Striking a more sombre note, the new US secretary of state and ultra-hawk, John Bolton, warned that no progress would be made without “verifiable evidence” of Pyongyang’s commitment to “complete” and “irreversible” denuclearisation - the Trump administration wants evidence “that it’s real and not just rhetoric”. Previously, in typically Boltonesque style, he had joked on Fox News - “How do you know the North Korean regime is lying - answer, their lips are moving”. He emphasised that the US had made no commitment to remove its military presence from the Korean peninsula and nobody was “starry-eyed about what’s happening here”. But he did go on to remark that if North Korea were willing to allow full and complete disclosure of its nuclear weapons programme, coupled with international verification, then “things could move quickly”.

Post-summit, details have emerged from the office of the South Korean president which indicate that Kim has offered to allow foreign inspectors and journalists to witness nuclear decommissioning ahead of the Trump summit. Kim is reported to have said that “if we maintain frequent meetings” and from the US “receive promises for an end to the war and a non-aggression treaty”, then “why would [we] need to live in difficulty by keeping our nuclear weapons?” Kim was also quoted as saying that, “once we start talking”, the US “will know that I am not a person to launch nuclear weapons at South Korea, the Pacific or the United States”. But, as this paper has pointed out on a number of occasions, the idea that Kim had any real intention of bombing Guam - the US naval base in the western Pacific Ocean - was always nonsense on stilts. Kim is no madman, whatever the mythology pumped out by the western press.

Despite the reticence on the part of top figures within the US administration to go into details about the precise US game plan over Korea, one thing they are all adamant about is that credit for the current situation should go to Donald Trump - a viewpoint assiduously promoted by none other than the US president himself, needless to say.
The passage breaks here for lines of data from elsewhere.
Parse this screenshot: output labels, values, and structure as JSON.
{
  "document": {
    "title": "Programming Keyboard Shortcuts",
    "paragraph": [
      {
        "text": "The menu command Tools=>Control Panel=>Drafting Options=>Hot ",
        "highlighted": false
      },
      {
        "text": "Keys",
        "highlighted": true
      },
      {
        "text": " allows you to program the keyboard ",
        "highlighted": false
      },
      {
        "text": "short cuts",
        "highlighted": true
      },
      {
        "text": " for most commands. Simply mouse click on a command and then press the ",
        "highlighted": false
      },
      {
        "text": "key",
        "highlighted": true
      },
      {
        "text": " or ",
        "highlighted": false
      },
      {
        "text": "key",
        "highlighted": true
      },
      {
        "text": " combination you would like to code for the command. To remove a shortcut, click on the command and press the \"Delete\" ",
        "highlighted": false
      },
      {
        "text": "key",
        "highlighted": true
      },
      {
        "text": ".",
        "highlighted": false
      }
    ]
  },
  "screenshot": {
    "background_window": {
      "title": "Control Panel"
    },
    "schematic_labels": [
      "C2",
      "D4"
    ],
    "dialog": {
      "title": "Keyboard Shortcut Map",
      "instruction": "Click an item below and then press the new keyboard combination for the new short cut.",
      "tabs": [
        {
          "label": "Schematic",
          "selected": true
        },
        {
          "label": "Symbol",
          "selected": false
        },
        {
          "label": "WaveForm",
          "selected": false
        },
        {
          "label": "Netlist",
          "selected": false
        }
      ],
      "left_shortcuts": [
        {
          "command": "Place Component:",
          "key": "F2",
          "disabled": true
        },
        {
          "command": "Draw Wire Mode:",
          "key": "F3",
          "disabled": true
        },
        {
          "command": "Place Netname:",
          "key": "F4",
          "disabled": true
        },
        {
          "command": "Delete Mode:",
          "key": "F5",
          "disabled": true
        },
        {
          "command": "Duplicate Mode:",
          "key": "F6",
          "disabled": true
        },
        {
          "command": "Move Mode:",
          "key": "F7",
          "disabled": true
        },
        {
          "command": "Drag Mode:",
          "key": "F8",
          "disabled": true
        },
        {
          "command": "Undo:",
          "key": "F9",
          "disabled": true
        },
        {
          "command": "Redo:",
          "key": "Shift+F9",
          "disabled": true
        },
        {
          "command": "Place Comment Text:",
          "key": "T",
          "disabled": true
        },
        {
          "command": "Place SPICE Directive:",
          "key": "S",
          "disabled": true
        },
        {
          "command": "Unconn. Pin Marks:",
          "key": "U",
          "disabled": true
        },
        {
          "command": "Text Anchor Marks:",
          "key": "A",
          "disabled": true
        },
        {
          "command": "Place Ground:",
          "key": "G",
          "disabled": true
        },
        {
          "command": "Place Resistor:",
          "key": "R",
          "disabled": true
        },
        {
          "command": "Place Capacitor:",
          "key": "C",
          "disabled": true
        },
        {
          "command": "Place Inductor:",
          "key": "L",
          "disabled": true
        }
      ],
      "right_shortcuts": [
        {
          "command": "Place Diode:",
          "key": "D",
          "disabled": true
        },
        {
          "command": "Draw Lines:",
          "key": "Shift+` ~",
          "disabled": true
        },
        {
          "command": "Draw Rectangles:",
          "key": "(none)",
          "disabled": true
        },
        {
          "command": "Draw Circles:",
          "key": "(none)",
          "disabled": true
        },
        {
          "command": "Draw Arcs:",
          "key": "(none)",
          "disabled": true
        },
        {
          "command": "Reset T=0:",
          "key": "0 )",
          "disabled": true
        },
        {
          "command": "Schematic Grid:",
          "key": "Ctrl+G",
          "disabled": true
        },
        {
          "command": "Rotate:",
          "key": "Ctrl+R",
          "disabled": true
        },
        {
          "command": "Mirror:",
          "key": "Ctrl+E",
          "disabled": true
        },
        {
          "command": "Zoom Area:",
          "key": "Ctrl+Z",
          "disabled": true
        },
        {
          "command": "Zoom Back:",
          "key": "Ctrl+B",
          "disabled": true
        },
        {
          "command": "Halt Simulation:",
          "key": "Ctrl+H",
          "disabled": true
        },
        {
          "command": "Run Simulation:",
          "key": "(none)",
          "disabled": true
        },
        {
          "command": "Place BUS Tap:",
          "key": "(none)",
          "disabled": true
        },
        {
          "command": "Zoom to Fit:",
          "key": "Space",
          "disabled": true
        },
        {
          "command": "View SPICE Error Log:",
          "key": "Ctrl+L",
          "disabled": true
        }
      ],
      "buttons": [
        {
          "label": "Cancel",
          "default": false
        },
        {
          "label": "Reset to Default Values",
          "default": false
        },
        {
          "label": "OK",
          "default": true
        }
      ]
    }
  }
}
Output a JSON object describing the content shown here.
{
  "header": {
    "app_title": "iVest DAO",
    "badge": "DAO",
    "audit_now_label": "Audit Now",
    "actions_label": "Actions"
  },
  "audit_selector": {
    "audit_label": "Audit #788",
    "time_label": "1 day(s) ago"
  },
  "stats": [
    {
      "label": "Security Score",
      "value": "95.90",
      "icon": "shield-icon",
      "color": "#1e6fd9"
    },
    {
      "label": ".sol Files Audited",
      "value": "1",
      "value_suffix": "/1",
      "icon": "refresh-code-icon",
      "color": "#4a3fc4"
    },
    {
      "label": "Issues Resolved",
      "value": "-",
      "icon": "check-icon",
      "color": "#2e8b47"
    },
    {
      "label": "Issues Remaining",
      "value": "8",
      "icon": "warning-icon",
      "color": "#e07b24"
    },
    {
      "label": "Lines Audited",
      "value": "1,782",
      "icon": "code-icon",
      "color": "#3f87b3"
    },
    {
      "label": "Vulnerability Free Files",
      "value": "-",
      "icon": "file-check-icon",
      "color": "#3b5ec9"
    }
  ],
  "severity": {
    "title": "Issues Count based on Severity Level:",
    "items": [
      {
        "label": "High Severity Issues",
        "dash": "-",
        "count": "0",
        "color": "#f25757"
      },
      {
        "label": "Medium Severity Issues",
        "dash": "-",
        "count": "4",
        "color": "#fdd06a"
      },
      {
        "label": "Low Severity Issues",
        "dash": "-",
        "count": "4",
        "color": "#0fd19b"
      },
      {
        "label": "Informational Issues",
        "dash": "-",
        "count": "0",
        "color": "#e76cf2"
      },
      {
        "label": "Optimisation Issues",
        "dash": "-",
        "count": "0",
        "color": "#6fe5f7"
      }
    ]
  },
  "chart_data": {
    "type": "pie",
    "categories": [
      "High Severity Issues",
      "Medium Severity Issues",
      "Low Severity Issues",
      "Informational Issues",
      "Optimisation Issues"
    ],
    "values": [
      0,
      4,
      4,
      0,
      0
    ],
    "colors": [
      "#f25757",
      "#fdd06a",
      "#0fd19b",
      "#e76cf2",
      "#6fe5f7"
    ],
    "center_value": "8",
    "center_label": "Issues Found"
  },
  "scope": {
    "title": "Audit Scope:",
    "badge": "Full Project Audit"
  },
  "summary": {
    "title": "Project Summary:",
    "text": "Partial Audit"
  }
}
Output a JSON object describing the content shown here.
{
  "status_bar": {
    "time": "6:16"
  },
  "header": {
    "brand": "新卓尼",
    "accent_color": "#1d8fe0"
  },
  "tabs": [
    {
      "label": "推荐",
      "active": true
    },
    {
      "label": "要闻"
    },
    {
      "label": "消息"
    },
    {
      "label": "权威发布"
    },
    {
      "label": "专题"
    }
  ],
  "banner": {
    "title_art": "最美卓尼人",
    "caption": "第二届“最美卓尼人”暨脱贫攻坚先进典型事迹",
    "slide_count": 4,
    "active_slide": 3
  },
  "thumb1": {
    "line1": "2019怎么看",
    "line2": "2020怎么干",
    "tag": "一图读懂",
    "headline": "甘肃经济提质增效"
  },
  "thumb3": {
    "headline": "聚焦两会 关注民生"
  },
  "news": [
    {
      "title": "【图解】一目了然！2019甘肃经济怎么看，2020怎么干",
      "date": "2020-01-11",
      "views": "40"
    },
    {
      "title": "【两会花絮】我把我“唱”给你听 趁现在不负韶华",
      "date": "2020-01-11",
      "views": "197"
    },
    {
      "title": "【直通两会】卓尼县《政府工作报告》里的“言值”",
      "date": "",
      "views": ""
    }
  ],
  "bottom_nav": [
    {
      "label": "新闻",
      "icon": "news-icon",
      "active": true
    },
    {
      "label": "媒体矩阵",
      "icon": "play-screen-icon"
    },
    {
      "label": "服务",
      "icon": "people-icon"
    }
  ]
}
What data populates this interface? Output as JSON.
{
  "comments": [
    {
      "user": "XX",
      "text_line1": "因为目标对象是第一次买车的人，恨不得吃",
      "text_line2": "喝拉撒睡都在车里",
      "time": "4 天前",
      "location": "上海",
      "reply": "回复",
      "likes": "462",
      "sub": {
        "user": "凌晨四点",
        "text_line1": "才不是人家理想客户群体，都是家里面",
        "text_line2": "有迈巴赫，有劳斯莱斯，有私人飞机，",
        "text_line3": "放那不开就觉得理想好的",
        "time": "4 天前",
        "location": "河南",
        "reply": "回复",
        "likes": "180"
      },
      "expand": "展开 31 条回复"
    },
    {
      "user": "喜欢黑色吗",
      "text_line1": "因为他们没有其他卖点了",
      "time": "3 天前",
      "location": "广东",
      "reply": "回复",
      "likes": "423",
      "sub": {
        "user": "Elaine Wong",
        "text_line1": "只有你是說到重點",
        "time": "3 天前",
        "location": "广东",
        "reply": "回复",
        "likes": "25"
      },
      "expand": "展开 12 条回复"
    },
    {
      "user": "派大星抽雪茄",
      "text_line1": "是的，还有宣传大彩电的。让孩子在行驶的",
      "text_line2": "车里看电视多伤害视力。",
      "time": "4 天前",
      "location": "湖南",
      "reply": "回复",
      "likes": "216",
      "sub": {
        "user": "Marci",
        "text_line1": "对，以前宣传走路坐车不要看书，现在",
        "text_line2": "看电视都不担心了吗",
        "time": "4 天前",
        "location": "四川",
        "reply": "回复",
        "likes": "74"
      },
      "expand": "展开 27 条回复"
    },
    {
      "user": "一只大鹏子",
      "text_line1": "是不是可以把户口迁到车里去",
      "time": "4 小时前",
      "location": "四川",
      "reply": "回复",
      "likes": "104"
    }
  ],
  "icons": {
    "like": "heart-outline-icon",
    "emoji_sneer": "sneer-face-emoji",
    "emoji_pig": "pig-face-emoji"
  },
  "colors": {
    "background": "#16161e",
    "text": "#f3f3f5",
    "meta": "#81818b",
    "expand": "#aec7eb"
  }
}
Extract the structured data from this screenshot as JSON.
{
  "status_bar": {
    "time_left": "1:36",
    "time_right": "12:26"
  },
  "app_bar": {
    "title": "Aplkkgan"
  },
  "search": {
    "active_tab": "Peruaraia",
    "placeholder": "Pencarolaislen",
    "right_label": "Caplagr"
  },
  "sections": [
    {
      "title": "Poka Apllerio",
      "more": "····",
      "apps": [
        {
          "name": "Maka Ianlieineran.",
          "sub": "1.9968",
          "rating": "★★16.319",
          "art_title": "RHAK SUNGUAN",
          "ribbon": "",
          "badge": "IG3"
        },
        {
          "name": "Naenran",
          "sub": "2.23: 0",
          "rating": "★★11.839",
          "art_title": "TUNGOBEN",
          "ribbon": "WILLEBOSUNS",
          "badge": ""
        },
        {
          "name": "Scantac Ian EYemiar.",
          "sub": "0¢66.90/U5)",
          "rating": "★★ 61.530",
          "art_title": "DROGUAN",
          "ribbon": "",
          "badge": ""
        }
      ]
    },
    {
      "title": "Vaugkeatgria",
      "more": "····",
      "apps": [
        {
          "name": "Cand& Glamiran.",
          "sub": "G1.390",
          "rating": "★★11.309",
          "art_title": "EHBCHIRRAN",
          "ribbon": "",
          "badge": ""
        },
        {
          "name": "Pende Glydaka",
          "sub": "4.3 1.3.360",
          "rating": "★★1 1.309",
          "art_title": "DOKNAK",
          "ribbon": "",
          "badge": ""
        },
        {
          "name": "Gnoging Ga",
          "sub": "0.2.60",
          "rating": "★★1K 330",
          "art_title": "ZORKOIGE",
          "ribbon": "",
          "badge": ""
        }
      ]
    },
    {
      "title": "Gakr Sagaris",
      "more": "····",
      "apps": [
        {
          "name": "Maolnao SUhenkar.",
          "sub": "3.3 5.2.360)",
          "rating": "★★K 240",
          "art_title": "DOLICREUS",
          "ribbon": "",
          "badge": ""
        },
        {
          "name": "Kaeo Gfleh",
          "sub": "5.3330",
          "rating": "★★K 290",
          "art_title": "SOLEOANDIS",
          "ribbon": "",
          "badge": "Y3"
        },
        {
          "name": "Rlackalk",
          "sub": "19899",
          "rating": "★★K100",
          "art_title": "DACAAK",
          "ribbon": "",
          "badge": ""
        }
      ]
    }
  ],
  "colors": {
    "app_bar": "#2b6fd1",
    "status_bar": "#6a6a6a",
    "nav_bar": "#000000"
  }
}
At a rally in Michigan last week he told the crowd: “I had one of the fake news groups this morning saying: ‘What do you think president Trump had to do with it?’ I’ll tell you what. Like, how about everything?” In response, there were chants of “Nobel! Nobel! Nobel!”


What needs to be said is that in Korea itself there is a genuine desire for reunification both sides of the border. The country had been a unified state for many centuries - go back to medieval or even earlier times and you will find a Korean kingdom with a Korean language.

Whatever the genuine enthusiasm among the masses north and south for some kind of a rapprochement, we have to be sceptical about the big promises being made about a peace treaty, full denuclearisation of the peninsular, safety guarantee for North Korea, and so on. The fact of the matter is that Korea is not an independent actor in its own right - the north relies almost entirely China, whilst the south relies on Japan and the US. No surprise then that both China and the US will be intimately involved in these future talks, for good or for bad. Trump might be claiming now to be a peacemaker extraordinaire, but he is equally capable of delivering a devastating war to the peninsular if he decides that this would be in the interests of US imperialism - or perhaps those of Donald Trump himself. It is also worthwhile remembering that we have been here before - with the 2007 inter-Korean summit between Kim Jong-il and Roh Moo-hyun, where we heard many fine words about peace, denuclearisation, etc.

Hence, it is far too early to celebrate the outbreak of peace - what we want, of course, but whether we get it is a different matter. Clearly, at this moment in time, the mass of ordinary people are not the crucial actors in this process: everything so far is coming from above.



1. https://en.wikipedia.org/wiki/Inter-Korean_Peace_House_and_Unification_pavilion.

2. The Guardian April 27.